17th-century hoard brimming with 1,000 coins discovered in Poland

In Poland, a metal detectorist searching a field for tractor components instead found a hoard of 400-year-old coins.

A remarkable hoard of 17th-century coins was unearthed by a metal detectorist while looking for abandoned tractor components on a Polish farm. The coins were hidden beneath the dirt.

A local resident named Michaotys discovered the treasure in late February close to the tiny hamlet of Zaniówka in eastern Poland, close to the borders with Belarus and Ukraine.

When a new metal detector began buzzing in one of the farm's fields, otys scraped away a layer of the dirt in order to locate replacement parts for his sister's tractor. That made it clear that the coins were dripping out of a cracked clay "siwak," a native jug with a single handle and a short neck.
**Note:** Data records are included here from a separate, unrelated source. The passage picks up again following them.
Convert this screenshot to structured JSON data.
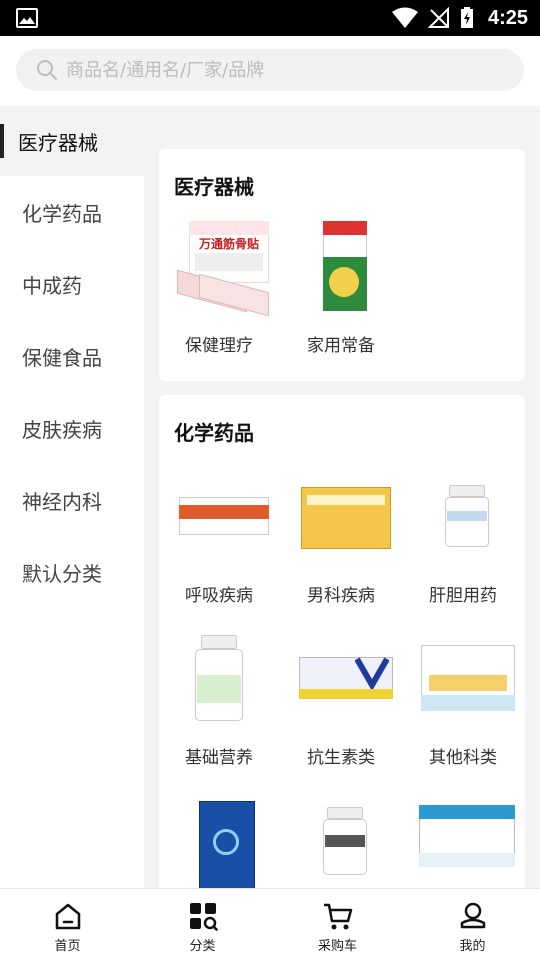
{
  "status_bar": {
    "time": "4:25"
  },
  "search": {
    "placeholder": "商品名/通用名/厂家/品牌"
  },
  "sidebar": {
    "items": [
      {
        "label": "医疗器械",
        "active": true
      },
      {
        "label": "化学药品"
      },
      {
        "label": "中成药"
      },
      {
        "label": "保健食品"
      },
      {
        "label": "皮肤疾病"
      },
      {
        "label": "神经内科"
      },
      {
        "label": "默认分类"
      }
    ]
  },
  "sections": [
    {
      "title": "医疗器械",
      "products": [
        {
          "label": "保健理疗",
          "image_text": "万通筋骨贴"
        },
        {
          "label": "家用常备",
          "image_text": ""
        }
      ]
    },
    {
      "title": "化学药品",
      "products": [
        {
          "label": "呼吸疾病"
        },
        {
          "label": "男科疾病"
        },
        {
          "label": "肝胆用药"
        },
        {
          "label": "基础营养"
        },
        {
          "label": "抗生素类"
        },
        {
          "label": "其他科类"
        },
        {
          "label": ""
        },
        {
          "label": ""
        },
        {
          "label": ""
        }
      ]
    }
  ],
  "bottom_nav": {
    "items": [
      {
        "label": "首页",
        "icon": "home-icon"
      },
      {
        "label": "分类",
        "icon": "category-icon"
      },
      {
        "label": "采购车",
        "icon": "cart-icon"
      },
      {
        "label": "我的",
        "icon": "profile-icon"
      }
    ]
  },
  "colors": {
    "accent": "#222222",
    "background": "#f3f3f3",
    "card": "#ffffff",
    "placeholder": "#bcbcbc"
  }
}
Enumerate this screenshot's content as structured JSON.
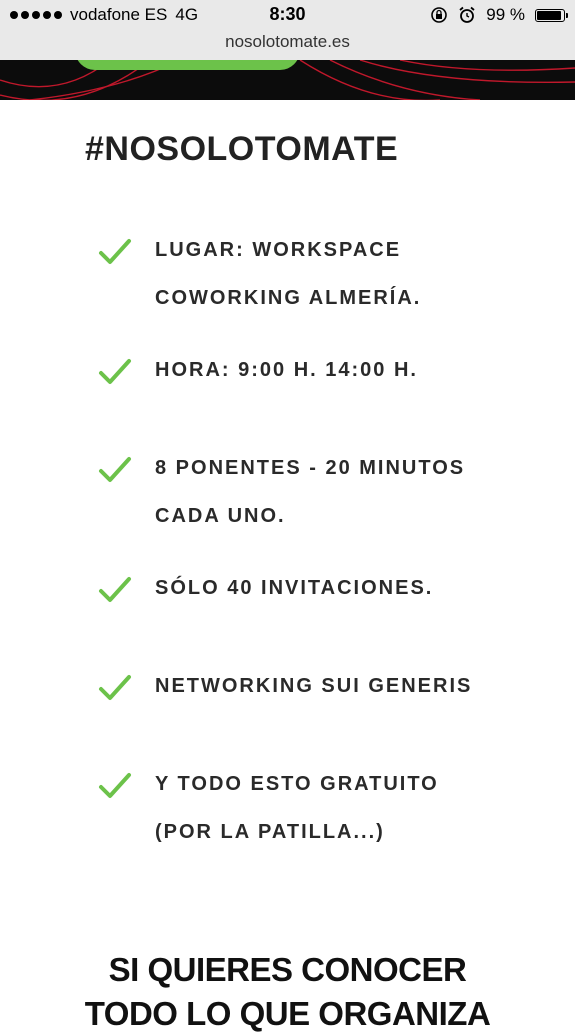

It is against the law in Poland to use a metal detector to look for buried artifacts without a permission, so otys called archaeologists in the nearby city of Lublin, which is located about 95 miles (150 kilometers) southeast of Warsaw. They came to the farm the following day.

According to a story in the Polish news source The First News, their investigations revealed that the location of the concealed treasure was clearly delineated on the surface of the earth, indicating it had been interred there purposefully.(opens in new tab).

hidden wealth

The hoard contains about 1,000 copper coins made in Poland and Lithuania in the 17th century, according to a Facebook post on March 2 by Dariusz Kopciowski, the head of Lublin's legacy protection organization.

All of the copper pieces have turned green due to oxidation after being buried for about 400 years, and many of them have decayed in layers. But according to Kopciowski, about 115 of the pieces are loose, and the total collection weights about 6.6 pounds (3 kilograms).

The majority of the pieces were produced between 1663 and 1666 in Warsaw, Vilnius, Lithuania, and Brest, now in Belarus but then a component of the Polish-Lithuanian Commonwealth, according to investigations.

Such coins are referred to as "boratynki" after Tito Livio Burattini, who was the superintendent of the Kraków mint at the time, according to the Polish metal detecting website Zwiadowca Historii.

Italian inventor and scholar Burattini, whose coffers had been destroyed by years of conflict with Sweden, Russia, and Cossacks, brought copper coinage to the Polish-Lithuanian Commonwealth because they were much less expensive to produce than the country's silver coins.

Although the "boratynki" tokens were originally well-liked, Burattini was later charged with degrading the copper metal used in their production while raking in enormous profits.

They could be used in daily interactions because, among other things, they weren't very valuable; according to Zwiadowca Historii, the complete hoard of 1,000 copper coins from Zaniówka could only be used to pay for "about two pairs of shoes" at the time. However, they are now worth more as historical artifacts.

According to Kopciowski, the Zaniówka currency trove will now be given to experts at a museum in the neighboring city of Biaa Podlaska for additional research.

He claimed in the statement that there were also fragments of the shattered earthenware jug and various items of historical clothing at the location.